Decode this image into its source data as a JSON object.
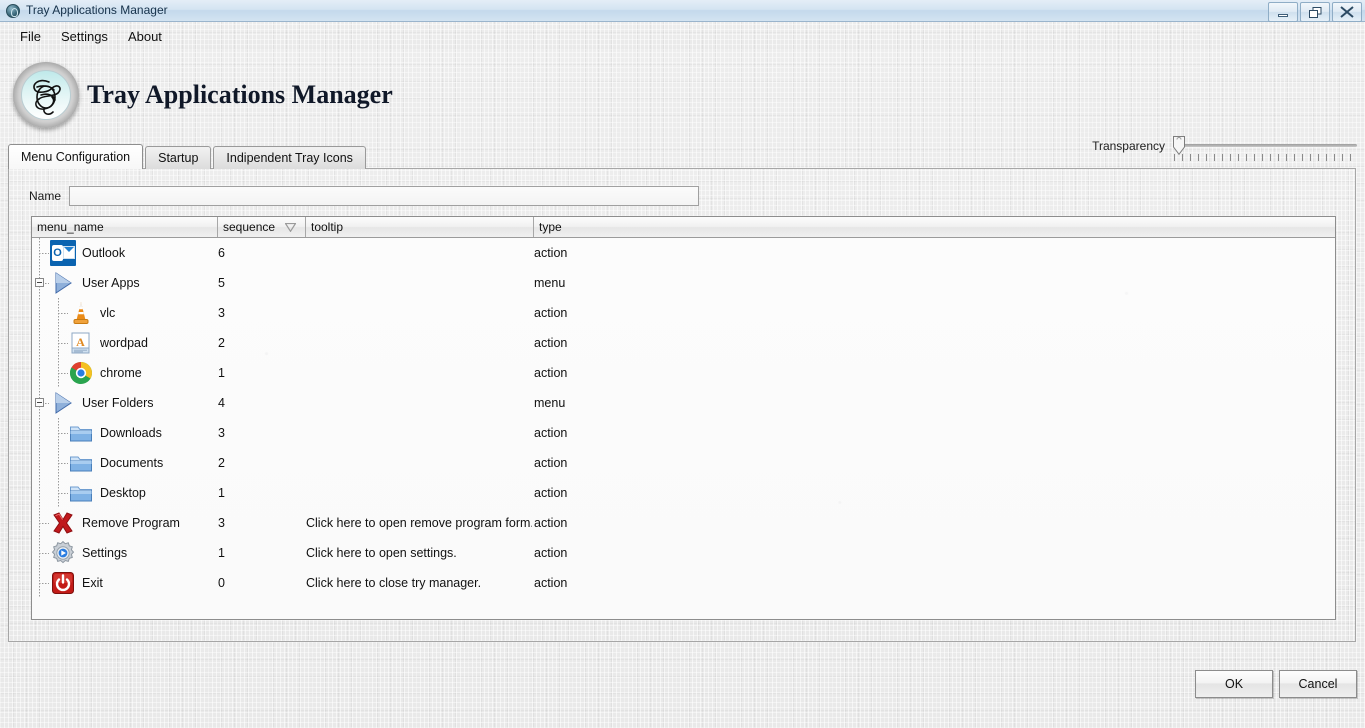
{
  "window": {
    "title": "Tray Applications Manager",
    "icon": "app-circle-icon",
    "minimize_label": "",
    "restore_label": "❐",
    "close_label": "⌧"
  },
  "menubar": {
    "items": [
      {
        "label": "File"
      },
      {
        "label": "Settings"
      },
      {
        "label": "About"
      }
    ]
  },
  "header": {
    "app_title": "Tray Applications Manager",
    "logo_icon": "monogram-badge-icon",
    "transparency_label": "Transparency",
    "transparency_value": 0
  },
  "tabs": [
    {
      "label": "Menu Configuration",
      "active": true
    },
    {
      "label": "Startup",
      "active": false
    },
    {
      "label": "Indipendent Tray Icons",
      "active": false
    }
  ],
  "form": {
    "name_label": "Name",
    "name_value": "",
    "name_placeholder": ""
  },
  "grid": {
    "columns": [
      {
        "key": "menu_name",
        "label": "menu_name",
        "sorted": false
      },
      {
        "key": "sequence",
        "label": "sequence",
        "sorted": true,
        "sort_dir": "desc"
      },
      {
        "key": "tooltip",
        "label": "tooltip",
        "sorted": false
      },
      {
        "key": "type",
        "label": "type",
        "sorted": false
      }
    ],
    "rows": [
      {
        "menu_name": "Outlook",
        "sequence": "6",
        "tooltip": "",
        "type": "action",
        "icon": "outlook-icon",
        "depth": 1,
        "expander": "none"
      },
      {
        "menu_name": "User Apps",
        "sequence": "5",
        "tooltip": "",
        "type": "menu",
        "icon": "menu-arrow-icon",
        "depth": 1,
        "expander": "collapse"
      },
      {
        "menu_name": "vlc",
        "sequence": "3",
        "tooltip": "",
        "type": "action",
        "icon": "vlc-cone-icon",
        "depth": 2,
        "expander": "none"
      },
      {
        "menu_name": "wordpad",
        "sequence": "2",
        "tooltip": "",
        "type": "action",
        "icon": "wordpad-icon",
        "depth": 2,
        "expander": "none"
      },
      {
        "menu_name": "chrome",
        "sequence": "1",
        "tooltip": "",
        "type": "action",
        "icon": "chrome-icon",
        "depth": 2,
        "expander": "none"
      },
      {
        "menu_name": "User Folders",
        "sequence": "4",
        "tooltip": "",
        "type": "menu",
        "icon": "menu-arrow-icon",
        "depth": 1,
        "expander": "collapse"
      },
      {
        "menu_name": "Downloads",
        "sequence": "3",
        "tooltip": "",
        "type": "action",
        "icon": "folder-icon",
        "depth": 2,
        "expander": "none"
      },
      {
        "menu_name": "Documents",
        "sequence": "2",
        "tooltip": "",
        "type": "action",
        "icon": "folder-icon",
        "depth": 2,
        "expander": "none"
      },
      {
        "menu_name": "Desktop",
        "sequence": "1",
        "tooltip": "",
        "type": "action",
        "icon": "folder-icon",
        "depth": 2,
        "expander": "none"
      },
      {
        "menu_name": "Remove Program",
        "sequence": "3",
        "tooltip": "Click here to open remove program form.",
        "type": "action",
        "icon": "red-x-icon",
        "depth": 1,
        "expander": "none"
      },
      {
        "menu_name": "Settings",
        "sequence": "1",
        "tooltip": "Click here to open settings.",
        "type": "action",
        "icon": "gear-icon",
        "depth": 1,
        "expander": "none"
      },
      {
        "menu_name": "Exit",
        "sequence": "0",
        "tooltip": "Click here to close try manager.",
        "type": "action",
        "icon": "power-icon",
        "depth": 1,
        "expander": "none"
      }
    ]
  },
  "footer": {
    "ok_label": "OK",
    "cancel_label": "Cancel"
  },
  "colors": {
    "titlebar_blue": "#c4d9ec",
    "outlook_blue": "#0a63b0",
    "chrome_red": "#e0402f",
    "chrome_green": "#2aa44f",
    "chrome_yellow": "#f5c022",
    "chrome_blue": "#2a7de1",
    "vlc_orange": "#eb8b17",
    "folder_blue": "#7fb2e5",
    "remove_red": "#c0181c",
    "power_red": "#c21b17",
    "menu_arrow_blue": "#5b86c4"
  }
}
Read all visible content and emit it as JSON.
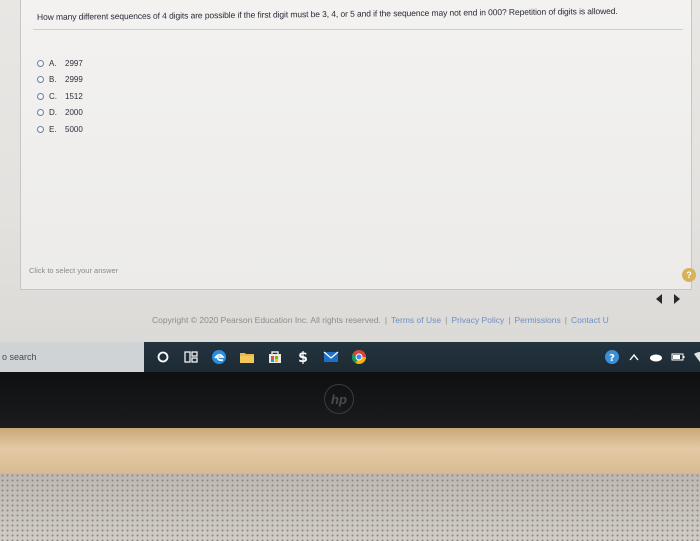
{
  "question": {
    "text": "How many different sequences of 4 digits are possible if the first digit must be 3, 4, or 5 and if the sequence may not end in 000? Repetition of digits is allowed."
  },
  "options": [
    {
      "letter": "A.",
      "value": "2997"
    },
    {
      "letter": "B.",
      "value": "2999"
    },
    {
      "letter": "C.",
      "value": "1512"
    },
    {
      "letter": "D.",
      "value": "2000"
    },
    {
      "letter": "E.",
      "value": "5000"
    }
  ],
  "hint": "Click to select your answer",
  "help_label": "?",
  "footer": {
    "copyright": "Copyright © 2020 Pearson Education Inc. All rights reserved.",
    "links": [
      "Terms of Use",
      "Privacy Policy",
      "Permissions",
      "Contact U"
    ]
  },
  "taskbar": {
    "search_placeholder": "o search"
  },
  "colors": {
    "link": "#6d8fc5",
    "taskbar": "#1f2d36",
    "radio_border": "#6a7fa8",
    "help_badge": "#d7b25a"
  }
}
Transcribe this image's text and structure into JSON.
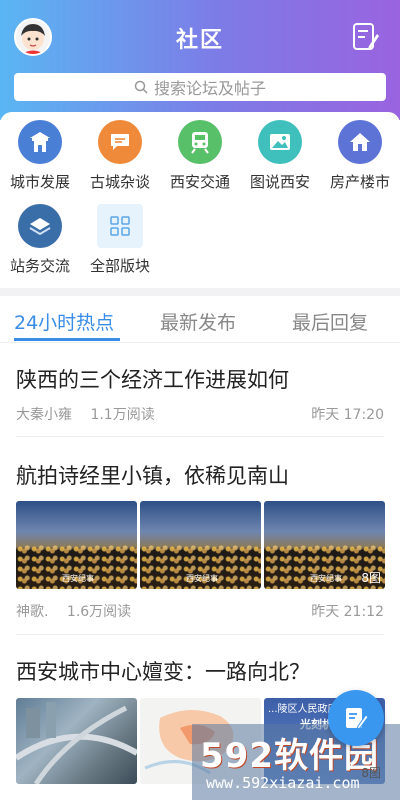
{
  "header": {
    "title": "社区"
  },
  "search": {
    "placeholder": "搜索论坛及帖子"
  },
  "categories": [
    {
      "label": "城市发展",
      "icon": "city-gate-icon",
      "color": "#4a7fd6"
    },
    {
      "label": "古城杂谈",
      "icon": "chat-bubble-icon",
      "color": "#ef8a3a"
    },
    {
      "label": "西安交通",
      "icon": "train-icon",
      "color": "#59c06a"
    },
    {
      "label": "图说西安",
      "icon": "image-icon",
      "color": "#3fc0bd"
    },
    {
      "label": "房产楼市",
      "icon": "house-icon",
      "color": "#5d73d6"
    },
    {
      "label": "站务交流",
      "icon": "layers-icon",
      "color": "#3a6ea8"
    },
    {
      "label": "全部版块",
      "icon": "grid-icon",
      "color": "#5aa6e6"
    }
  ],
  "tabs": [
    "24小时热点",
    "最新发布",
    "最后回复"
  ],
  "posts": [
    {
      "title": "陕西的三个经济工作进展如何",
      "author": "大秦小雍",
      "reads": "1.1万阅读",
      "time": "昨天 17:20"
    },
    {
      "title": "航拍诗经里小镇，依稀见南山",
      "author": "神歌.",
      "reads": "1.6万阅读",
      "time": "昨天 21:12",
      "watermark": "西安纪事",
      "image_count": "8图"
    },
    {
      "title": "西安城市中心嬗变：一路向北？"
    }
  ],
  "overlay": {
    "site": "592软件园",
    "url": "www.592xiazai.com",
    "map_text": "...陵区人民政府",
    "map_text2": "光刻机...",
    "count": "8图"
  }
}
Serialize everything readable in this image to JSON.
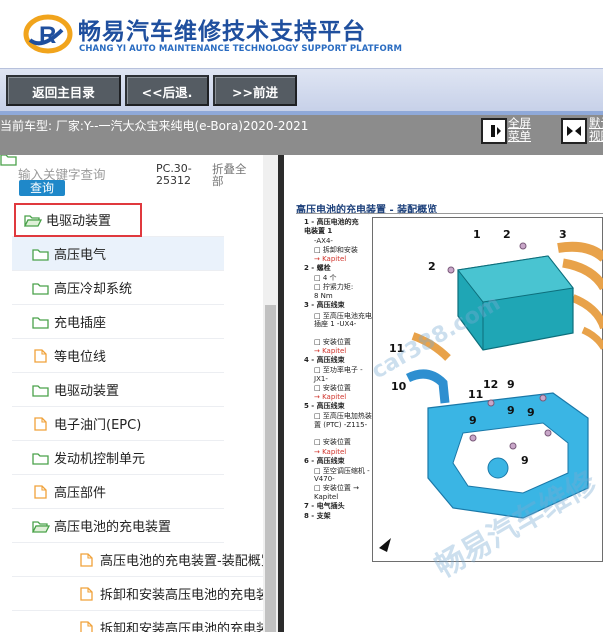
{
  "header": {
    "title_cn": "畅易汽车维修技术支持平台",
    "title_en": "CHANG YI AUTO MAINTENANCE TECHNOLOGY SUPPORT PLATFORM"
  },
  "nav": {
    "home": "返回主目录",
    "back": "<<后退.",
    "forward": ">>前进"
  },
  "carbar": {
    "current_car": "当前车型:  厂家:Y--一汽大众宝来纯电(e-Bora)2020-2021",
    "fullscreen_1": "全屏",
    "fullscreen_2": "菜单",
    "default_1": "默认",
    "default_2": "视图"
  },
  "left": {
    "search_placeholder": "输入关键字查询",
    "query_btn": "查询",
    "pc_label_1": "PC.30-",
    "pc_label_2": "25312",
    "collapse_1": "折叠全",
    "collapse_2": "部",
    "tree": [
      {
        "label": "电驱动装置",
        "icon": "folder-open-icon",
        "level": 1
      },
      {
        "label": "高压电气",
        "icon": "folder-icon",
        "level": 2
      },
      {
        "label": "高压冷却系统",
        "icon": "folder-icon",
        "level": 2
      },
      {
        "label": "充电插座",
        "icon": "folder-icon",
        "level": 2
      },
      {
        "label": "等电位线",
        "icon": "document-icon",
        "level": 2
      },
      {
        "label": "电驱动装置",
        "icon": "folder-icon",
        "level": 2
      },
      {
        "label": "电子油门(EPC)",
        "icon": "document-icon",
        "level": 2
      },
      {
        "label": "发动机控制单元",
        "icon": "folder-icon",
        "level": 2
      },
      {
        "label": "高压部件",
        "icon": "document-icon",
        "level": 2
      },
      {
        "label": "高压电池的充电装置",
        "icon": "folder-open-icon",
        "level": 2
      },
      {
        "label": "高压电池的充电装置-装配概览",
        "icon": "document-icon",
        "level": 3
      },
      {
        "label": "拆卸和安装高压电池的充电装置",
        "icon": "document-icon",
        "level": 3
      },
      {
        "label": "拆卸和安装高压电池的充电装置",
        "icon": "document-icon",
        "level": 3
      }
    ]
  },
  "doc": {
    "title": "高压电池的充电装置 - 装配概览",
    "watermark_1": "car388.com",
    "watermark_2": "畅易汽车维修",
    "legend": [
      {
        "n": "1 -",
        "t": "高压电池的充电装置 1",
        "b": true
      },
      {
        "n": "",
        "t": "-AX4-",
        "b": false
      },
      {
        "n": "",
        "t": "□ 拆卸和安装",
        "b": false
      },
      {
        "n": "",
        "t": "→ Kapitel",
        "r": true
      },
      {
        "n": "2 -",
        "t": "螺栓",
        "b": true
      },
      {
        "n": "",
        "t": "□ 4 个",
        "b": false
      },
      {
        "n": "",
        "t": "□ 拧紧力矩:",
        "b": false
      },
      {
        "n": "",
        "t": "8 Nm",
        "b": false
      },
      {
        "n": "3 -",
        "t": "高压线束",
        "b": true
      },
      {
        "n": "",
        "t": "□ 至高压电池充电插座 1 -UX4-",
        "b": false
      },
      {
        "n": "",
        "t": "□ 安装位置",
        "b": false
      },
      {
        "n": "",
        "t": "→ Kapitel",
        "r": true
      },
      {
        "n": "4 -",
        "t": "高压线束",
        "b": true
      },
      {
        "n": "",
        "t": "□ 至功率电子 -JX1-",
        "b": false
      },
      {
        "n": "",
        "t": "□ 安装位置",
        "b": false
      },
      {
        "n": "",
        "t": "→ Kapitel",
        "r": true
      },
      {
        "n": "5 -",
        "t": "高压线束",
        "b": true
      },
      {
        "n": "",
        "t": "□ 至高压电加热装置 (PTC) -Z115-",
        "b": false
      },
      {
        "n": "",
        "t": "□ 安装位置",
        "b": false
      },
      {
        "n": "",
        "t": "→ Kapitel",
        "r": true
      },
      {
        "n": "6 -",
        "t": "高压线束",
        "b": true
      },
      {
        "n": "",
        "t": "□ 至空调压缩机 -V470-",
        "b": false
      },
      {
        "n": "",
        "t": "□ 安装位置 → Kapitel",
        "b": false
      },
      {
        "n": "7 -",
        "t": "电气插头",
        "b": true
      },
      {
        "n": "8 -",
        "t": "支架",
        "b": true
      }
    ],
    "callouts": [
      "1",
      "2",
      "3",
      "2",
      "11",
      "10",
      "11",
      "12",
      "9",
      "9",
      "9",
      "9",
      "9"
    ]
  }
}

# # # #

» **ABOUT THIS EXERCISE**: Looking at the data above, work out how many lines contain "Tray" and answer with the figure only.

» **TASK RESULT**: 3